Panel Paper: Taking Some of the Credit: The Kalamazoo Promise and Credit Outcomes

Friday, November 3, 2017
Columbian (Hyatt Regency Chicago)

*Names in bold indicate Presenter

Brad Hershbein, W.E. Upjohn Institute for Employment Research

In recent years, there has been rapid growth in the development of place-based college scholarships, and there are now nearly 100 programs with varying levels of coverage and generosity throughout the country. Although several studies have found that these programs can increase college attendance and even completion, there is little research on how affected students fare after leaving school. Using data from a major credit bureau matched to student records, this paper employs a difference-in-difference methodology to examine credit-related outcomes for students affected by the Kalamazoo Promise, one of the oldest and most prominent place-based scholarships. The evidence on individual's student debt, other forms of borrowing, and general credit worthiness can shed causal light on policy concerns that student debt may crowd out other forms of asset accumulation or lead to lasting damage of credit.
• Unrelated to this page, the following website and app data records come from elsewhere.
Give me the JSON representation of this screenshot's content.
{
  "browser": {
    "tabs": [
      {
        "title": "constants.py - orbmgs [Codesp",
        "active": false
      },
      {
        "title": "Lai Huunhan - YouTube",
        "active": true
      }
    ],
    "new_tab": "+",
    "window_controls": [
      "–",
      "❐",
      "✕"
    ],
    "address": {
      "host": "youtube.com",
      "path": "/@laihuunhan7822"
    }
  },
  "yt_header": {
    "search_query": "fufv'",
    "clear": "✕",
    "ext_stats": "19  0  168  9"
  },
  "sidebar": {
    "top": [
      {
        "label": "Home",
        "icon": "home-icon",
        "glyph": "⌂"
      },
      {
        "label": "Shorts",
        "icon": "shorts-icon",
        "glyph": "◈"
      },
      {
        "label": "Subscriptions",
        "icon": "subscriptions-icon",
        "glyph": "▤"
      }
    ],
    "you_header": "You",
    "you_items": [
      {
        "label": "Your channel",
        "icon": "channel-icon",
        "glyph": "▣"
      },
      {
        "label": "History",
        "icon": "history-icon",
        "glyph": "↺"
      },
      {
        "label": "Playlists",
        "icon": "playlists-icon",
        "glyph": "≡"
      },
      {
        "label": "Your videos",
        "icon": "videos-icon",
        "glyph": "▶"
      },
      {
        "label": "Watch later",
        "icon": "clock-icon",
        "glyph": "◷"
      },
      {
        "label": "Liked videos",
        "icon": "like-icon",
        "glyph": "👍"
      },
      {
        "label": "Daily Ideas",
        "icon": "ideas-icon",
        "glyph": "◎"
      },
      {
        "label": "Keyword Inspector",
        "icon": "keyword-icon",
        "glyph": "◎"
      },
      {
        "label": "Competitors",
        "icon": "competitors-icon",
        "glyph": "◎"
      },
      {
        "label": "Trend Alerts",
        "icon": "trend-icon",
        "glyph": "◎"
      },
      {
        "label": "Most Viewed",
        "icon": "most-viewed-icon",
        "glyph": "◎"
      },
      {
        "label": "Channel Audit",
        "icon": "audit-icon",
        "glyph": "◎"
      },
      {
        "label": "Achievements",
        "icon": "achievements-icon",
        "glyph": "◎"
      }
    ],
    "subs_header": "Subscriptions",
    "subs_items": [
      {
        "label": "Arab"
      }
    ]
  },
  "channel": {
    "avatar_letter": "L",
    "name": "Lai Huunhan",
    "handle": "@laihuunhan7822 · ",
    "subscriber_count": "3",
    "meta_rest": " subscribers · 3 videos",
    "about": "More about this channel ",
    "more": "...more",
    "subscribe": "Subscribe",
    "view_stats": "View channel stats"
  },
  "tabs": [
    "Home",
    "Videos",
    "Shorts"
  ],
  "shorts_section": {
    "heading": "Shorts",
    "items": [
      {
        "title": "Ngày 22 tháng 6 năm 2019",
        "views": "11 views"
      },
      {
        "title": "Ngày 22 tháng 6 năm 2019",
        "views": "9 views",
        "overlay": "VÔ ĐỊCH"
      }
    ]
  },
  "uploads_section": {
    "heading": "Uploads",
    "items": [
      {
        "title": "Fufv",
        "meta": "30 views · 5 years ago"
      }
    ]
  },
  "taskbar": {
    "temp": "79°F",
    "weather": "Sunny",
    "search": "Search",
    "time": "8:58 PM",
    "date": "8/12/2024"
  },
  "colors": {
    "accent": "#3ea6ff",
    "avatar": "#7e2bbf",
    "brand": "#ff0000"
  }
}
It also can provide useful measures of financial success relatively quickly after school leaving, whereas labor market outcomes require a longer lag period.